To determine the prevalence of anti–high-density lipoprotein (anti-HDL) antibodies and to establish a possible relationship between anti-HDL, anticardiolipin antibodies (aCL), anti–β2-glycoprotein I (anti-β2GPI), and paraoxonase (PON) activity in patients with systemic lupus erythematosus (SLE) and primary antiphospholipid syndrome (APS).

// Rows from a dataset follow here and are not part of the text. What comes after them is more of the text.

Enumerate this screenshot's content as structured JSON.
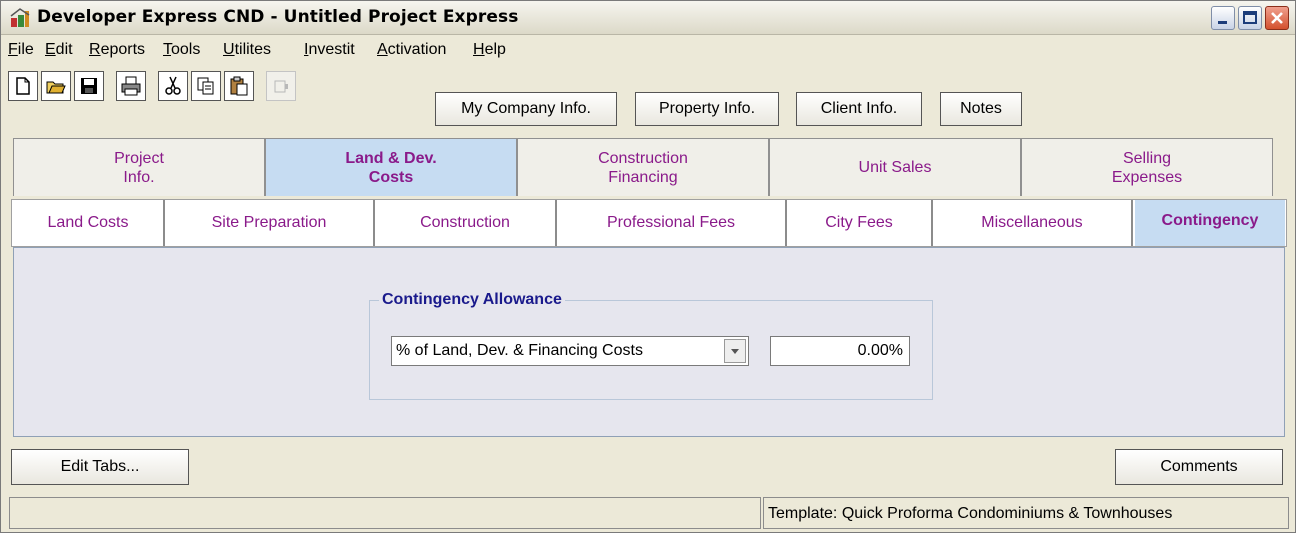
{
  "window": {
    "title": "Developer Express  CND - Untitled Project Express",
    "app_icon": "developer-express-icon",
    "controls": [
      "minimize-icon",
      "maximize-icon",
      "close-icon"
    ]
  },
  "menu": [
    "File",
    "Edit",
    "Reports",
    "Tools",
    "Utilites",
    "Investit",
    "Activation",
    "Help"
  ],
  "toolbar": {
    "icons": [
      "new-document-icon",
      "open-folder-icon",
      "save-icon",
      "print-icon",
      "cut-icon",
      "copy-icon",
      "paste-icon",
      "disabled-tool-icon"
    ],
    "buttons": [
      "My Company Info.",
      "Property Info.",
      "Client Info.",
      "Notes"
    ]
  },
  "main_tabs": [
    {
      "label": "Project\nInfo.",
      "active": false
    },
    {
      "label": "Land & Dev.\nCosts",
      "active": true
    },
    {
      "label": "Construction\nFinancing",
      "active": false
    },
    {
      "label": "Unit Sales",
      "active": false
    },
    {
      "label": "Selling\nExpenses",
      "active": false
    }
  ],
  "sub_tabs": [
    {
      "label": "Land Costs",
      "active": false
    },
    {
      "label": "Site Preparation",
      "active": false
    },
    {
      "label": "Construction",
      "active": false
    },
    {
      "label": "Professional Fees",
      "active": false
    },
    {
      "label": "City Fees",
      "active": false
    },
    {
      "label": "Miscellaneous",
      "active": false
    },
    {
      "label": "Contingency",
      "active": true
    }
  ],
  "contingency": {
    "group_label": "Contingency Allowance",
    "basis_selected": "% of Land, Dev. & Financing Costs",
    "value": "0.00%"
  },
  "bottom": {
    "edit_tabs_label": "Edit Tabs...",
    "comments_label": "Comments"
  },
  "status": {
    "left": "",
    "template": "Template: Quick Proforma Condominiums & Townhouses"
  },
  "colors": {
    "tab_text": "#8a1a8a",
    "active_tab_bg": "#c6dcf2",
    "group_label": "#1a1a8c",
    "close_button": "#d3502e"
  }
}
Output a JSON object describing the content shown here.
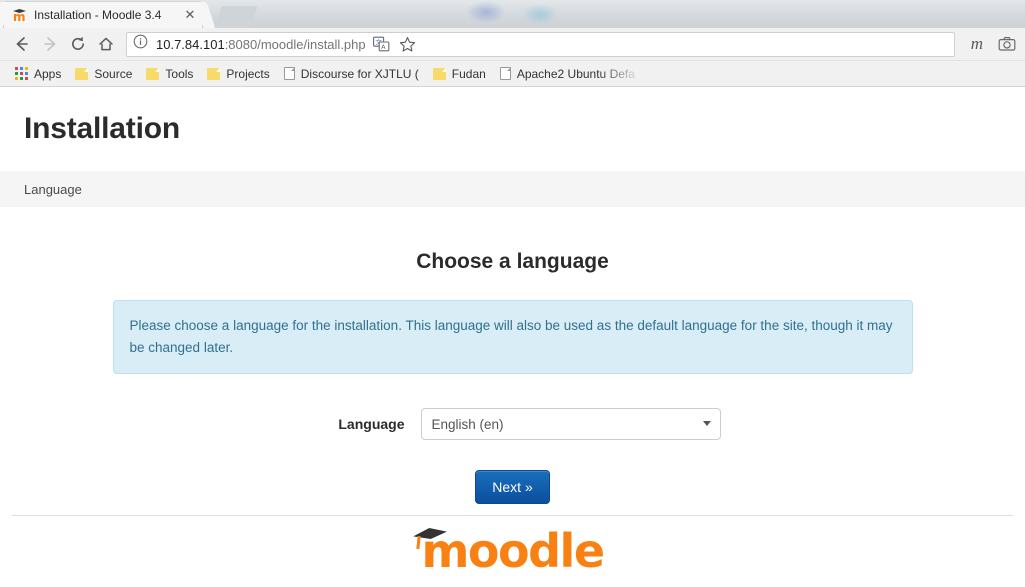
{
  "browser": {
    "tab": {
      "title": "Installation - Moodle 3.4",
      "favicon_name": "moodle-favicon",
      "close_label": "✕"
    },
    "nav": {
      "back_label": "Back",
      "forward_label": "Forward",
      "reload_label": "Reload",
      "home_label": "Home"
    },
    "omnibox": {
      "url_host": "10.7.84.101",
      "url_path": ":8080/moodle/install.php",
      "full_url": "10.7.84.101:8080/moodle/install.php",
      "info_icon": "page-info-icon",
      "translate_icon": "translate-icon",
      "bookmark_icon": "star-icon"
    },
    "extensions": [
      {
        "name": "m-extension",
        "label": "m"
      },
      {
        "name": "camera-extension",
        "label": "camera-icon"
      }
    ],
    "bookmarks": [
      {
        "label": "Apps",
        "icon": "apps-grid-icon"
      },
      {
        "label": "Source",
        "icon": "folder-icon"
      },
      {
        "label": "Tools",
        "icon": "folder-icon"
      },
      {
        "label": "Projects",
        "icon": "folder-icon"
      },
      {
        "label": "Discourse for XJTLU (",
        "icon": "document-icon"
      },
      {
        "label": "Fudan",
        "icon": "folder-icon"
      },
      {
        "label": "Apache2 Ubuntu Defa",
        "icon": "document-icon"
      }
    ]
  },
  "page": {
    "title": "Installation",
    "breadcrumb": "Language",
    "heading": "Choose a language",
    "alert_text": "Please choose a language for the installation. This language will also be used as the default language for the site, though it may be changed later.",
    "form": {
      "language_label": "Language",
      "language_value": "English (en)",
      "language_options": [
        "English (en)"
      ]
    },
    "next_button": "Next »",
    "footer_logo_text": "moodle"
  },
  "colors": {
    "accent_orange": "#f98012",
    "button_blue": "#0b4f9e",
    "alert_bg": "#d9edf7",
    "alert_border": "#bcdff1",
    "alert_text": "#31708f",
    "breadcrumb_bg": "#f5f5f5"
  }
}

Thirty-two patients with SLE and 36 with primary APS were enrolled in a cross-sectional study. Twenty age- and sex-matched healthy subjects were used as controls. Serum levels of IgG and IgM aCL, anti-β2GPI, and antiprothrombin antibodies and IgG anti-HDL were measured by enzyme-linked immunosorbent assay. Total cholesterol, HDL cholesterol, HDL2, and HDL3 were determined by standard enzymatic techniques. PON activity was assessed by quantification of nitrophenol formation, and total antioxidant capacity (TAC) by chemiluminescence.

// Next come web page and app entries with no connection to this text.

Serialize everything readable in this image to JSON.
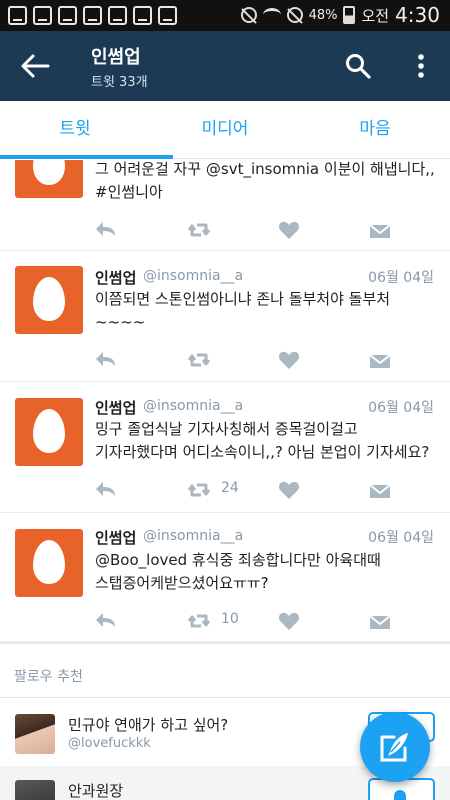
{
  "status_bar": {
    "battery": "48%",
    "ampm": "오전",
    "time": "4:30"
  },
  "header": {
    "title": "인썸업",
    "subtitle": "트윗 33개",
    "back_icon": "arrow-left-icon",
    "search_icon": "search-icon",
    "more_icon": "more-vertical-icon"
  },
  "tabs": [
    {
      "label": "트윗",
      "active": true
    },
    {
      "label": "미디어",
      "active": false
    },
    {
      "label": "마음",
      "active": false
    }
  ],
  "tweets": [
    {
      "name": "",
      "handle": "",
      "date": "",
      "text_line1": "그 어려운걸 자꾸 @svt_insomnia 이분이 해냅니다,,",
      "text_line2": "#인썸니아",
      "retweets": "",
      "partial": true
    },
    {
      "name": "인썸업",
      "handle": "@insomnia__a",
      "date": "06월 04일",
      "text_line1": "이쯤되면 스톤인썸아니냐 존나 돌부처야 돌부처~~~~",
      "text_line2": "",
      "retweets": ""
    },
    {
      "name": "인썸업",
      "handle": "@insomnia__a",
      "date": "06월 04일",
      "text_line1": "밍구 졸업식날 기자사칭해서 증목걸이걸고",
      "text_line2": "기자라했다며 어디소속이니,,? 아님 본업이 기자세요?",
      "retweets": "24"
    },
    {
      "name": "인썸업",
      "handle": "@insomnia__a",
      "date": "06월 04일",
      "text_line1": "@Boo_loved 휴식중 죄송합니다만 아육대때",
      "text_line2": "스탭증어케받으셨어요ㅠㅠ?",
      "retweets": "10"
    }
  ],
  "who_to_follow": {
    "heading": "팔로우 추천",
    "users": [
      {
        "name": "민규야 연애가 하고 싶어?",
        "handle": "@lovefuckkk"
      },
      {
        "name": "안과원장",
        "handle": ""
      }
    ]
  },
  "colors": {
    "appbar": "#1c3a54",
    "accent": "#1da1f2",
    "egg_avatar": "#e8632a",
    "action_icon": "#aab8c2"
  },
  "fab": {
    "icon": "compose-icon"
  }
}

Levels of total HDL, HDL2, and HDL3 were reduced in patients with SLE compared with controls (mean ± SD 0.51 ± 0.3, 0.37 ± 0.3, and 0.14 ± 0.1 mmoles/liter, respectively, versus 1.42 ± 0.9, 1.01 ± 0.7, and 0.40 ± 0.2). Patients with SLE and primary APS had higher titers of anti-HDL antibodies and lower PON activity than controls. In the SLE population, PON activity was inversely correlated with IgG anti-HDL titers (r = −0.48, P = 0.005) whereas in the primary APS population, IgG anti-β2GPI was the only independent predictor of PON activity (r = −0.483, P = 0.003). In the SLE group, anti-HDL was inversely correlated with TAC (r = −0.40, P < 0.02), and PON activity was positively correlated with TAC (r = 0.43, P < 0.02).

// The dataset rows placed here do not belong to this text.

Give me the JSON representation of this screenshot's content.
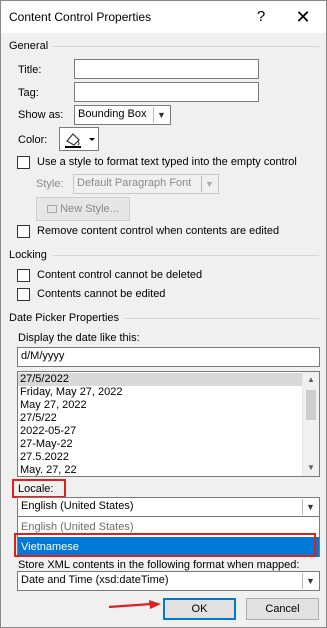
{
  "window": {
    "title": "Content Control Properties",
    "help_glyph": "?",
    "close_glyph": "✕"
  },
  "general": {
    "group_label": "General",
    "title_label": "Title:",
    "title_value": "",
    "tag_label": "Tag:",
    "tag_value": "",
    "show_as_label": "Show as:",
    "show_as_value": "Bounding Box",
    "color_label": "Color:",
    "use_style_label": "Use a style to format text typed into the empty control",
    "use_style_checked": false,
    "style_label": "Style:",
    "style_value": "Default Paragraph Font",
    "new_style_label": "New Style...",
    "remove_label": "Remove content control when contents are edited",
    "remove_checked": false
  },
  "locking": {
    "group_label": "Locking",
    "cannot_delete_label": "Content control cannot be deleted",
    "cannot_delete_checked": false,
    "cannot_edit_label": "Contents cannot be edited",
    "cannot_edit_checked": false
  },
  "date_picker": {
    "group_label": "Date Picker Properties",
    "display_label": "Display the date like this:",
    "format_value": "d/M/yyyy",
    "formats": [
      "27/5/2022",
      "Friday, May 27, 2022",
      "May 27, 2022",
      "27/5/22",
      "2022-05-27",
      "27-May-22",
      "27.5.2022",
      "May. 27, 22"
    ],
    "selected_format_index": 0,
    "locale_label": "Locale:",
    "locale_value": "English (United States)",
    "locale_options": [
      "English (United States)",
      "Vietnamese"
    ],
    "locale_highlighted_index": 1,
    "store_label": "Store XML contents in the following format when mapped:",
    "store_value": "Date and Time (xsd:dateTime)"
  },
  "buttons": {
    "ok": "OK",
    "cancel": "Cancel"
  },
  "colors": {
    "highlight": "#0078d7",
    "annotation_red": "#e0201c"
  }
}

IgG anti-HDL and IgG anti-β2GPI antibodies are associated with reduced PON activity in patients with SLE and primary APS. Since the physiologic role of PON is to prevent low-density lipoprotein oxidation with its attendant atherogenic effects, the reported interactions may be relevant to the development of atherosclerosis in SLE and primary APS.